━━ Given records ━━

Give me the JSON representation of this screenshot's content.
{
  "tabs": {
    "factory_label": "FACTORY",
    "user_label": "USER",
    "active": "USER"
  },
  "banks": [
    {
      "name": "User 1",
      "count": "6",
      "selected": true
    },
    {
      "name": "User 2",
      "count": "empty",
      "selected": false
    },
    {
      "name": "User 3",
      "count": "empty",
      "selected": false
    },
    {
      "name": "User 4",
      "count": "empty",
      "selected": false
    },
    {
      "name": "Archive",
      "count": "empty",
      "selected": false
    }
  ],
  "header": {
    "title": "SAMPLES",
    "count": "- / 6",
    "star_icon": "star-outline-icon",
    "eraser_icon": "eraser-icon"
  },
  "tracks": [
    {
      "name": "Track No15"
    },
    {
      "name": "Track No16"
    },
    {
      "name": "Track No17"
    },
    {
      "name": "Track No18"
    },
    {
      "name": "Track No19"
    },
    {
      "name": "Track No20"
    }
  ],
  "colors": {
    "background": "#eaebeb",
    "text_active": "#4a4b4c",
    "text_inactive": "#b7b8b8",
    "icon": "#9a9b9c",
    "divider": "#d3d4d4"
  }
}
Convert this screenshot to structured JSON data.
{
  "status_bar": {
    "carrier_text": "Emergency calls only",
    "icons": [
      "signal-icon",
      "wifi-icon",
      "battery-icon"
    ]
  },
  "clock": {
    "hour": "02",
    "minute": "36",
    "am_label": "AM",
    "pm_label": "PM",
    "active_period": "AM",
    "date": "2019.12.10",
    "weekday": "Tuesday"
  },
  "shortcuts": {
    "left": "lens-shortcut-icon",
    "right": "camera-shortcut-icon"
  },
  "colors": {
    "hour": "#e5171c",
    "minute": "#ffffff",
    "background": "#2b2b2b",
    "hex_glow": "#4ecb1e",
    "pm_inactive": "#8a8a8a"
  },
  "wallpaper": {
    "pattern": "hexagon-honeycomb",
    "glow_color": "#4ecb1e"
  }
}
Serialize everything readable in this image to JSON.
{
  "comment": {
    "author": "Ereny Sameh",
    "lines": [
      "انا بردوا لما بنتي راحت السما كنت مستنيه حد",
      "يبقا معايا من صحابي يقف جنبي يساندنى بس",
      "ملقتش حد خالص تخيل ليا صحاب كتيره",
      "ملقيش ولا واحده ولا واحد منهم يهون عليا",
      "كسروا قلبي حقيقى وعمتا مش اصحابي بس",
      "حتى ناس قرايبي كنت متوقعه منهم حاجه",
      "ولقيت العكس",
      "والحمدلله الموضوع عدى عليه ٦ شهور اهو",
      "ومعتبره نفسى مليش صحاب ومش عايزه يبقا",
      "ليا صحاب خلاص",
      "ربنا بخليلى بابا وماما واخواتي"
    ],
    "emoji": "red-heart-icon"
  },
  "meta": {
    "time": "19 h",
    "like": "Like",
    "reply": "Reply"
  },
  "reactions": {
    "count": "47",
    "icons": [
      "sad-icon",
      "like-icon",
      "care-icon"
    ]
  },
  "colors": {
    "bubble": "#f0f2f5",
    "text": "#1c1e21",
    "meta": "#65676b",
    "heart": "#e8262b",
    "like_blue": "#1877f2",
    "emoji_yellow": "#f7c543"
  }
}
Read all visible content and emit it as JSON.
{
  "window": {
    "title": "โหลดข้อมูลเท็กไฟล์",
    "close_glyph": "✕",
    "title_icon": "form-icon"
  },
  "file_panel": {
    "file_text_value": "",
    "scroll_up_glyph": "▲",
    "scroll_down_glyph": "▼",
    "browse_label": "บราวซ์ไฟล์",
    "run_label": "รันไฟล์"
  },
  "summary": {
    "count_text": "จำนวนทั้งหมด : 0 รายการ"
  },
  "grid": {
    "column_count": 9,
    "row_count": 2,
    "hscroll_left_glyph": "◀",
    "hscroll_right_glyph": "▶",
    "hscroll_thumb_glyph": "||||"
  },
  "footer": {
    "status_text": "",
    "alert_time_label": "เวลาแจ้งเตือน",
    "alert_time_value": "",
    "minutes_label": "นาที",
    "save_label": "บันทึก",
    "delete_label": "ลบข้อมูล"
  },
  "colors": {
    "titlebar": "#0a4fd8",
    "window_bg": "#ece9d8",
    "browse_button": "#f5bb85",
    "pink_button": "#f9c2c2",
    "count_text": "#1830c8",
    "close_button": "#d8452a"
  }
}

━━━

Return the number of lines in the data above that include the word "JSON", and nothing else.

The completed task
4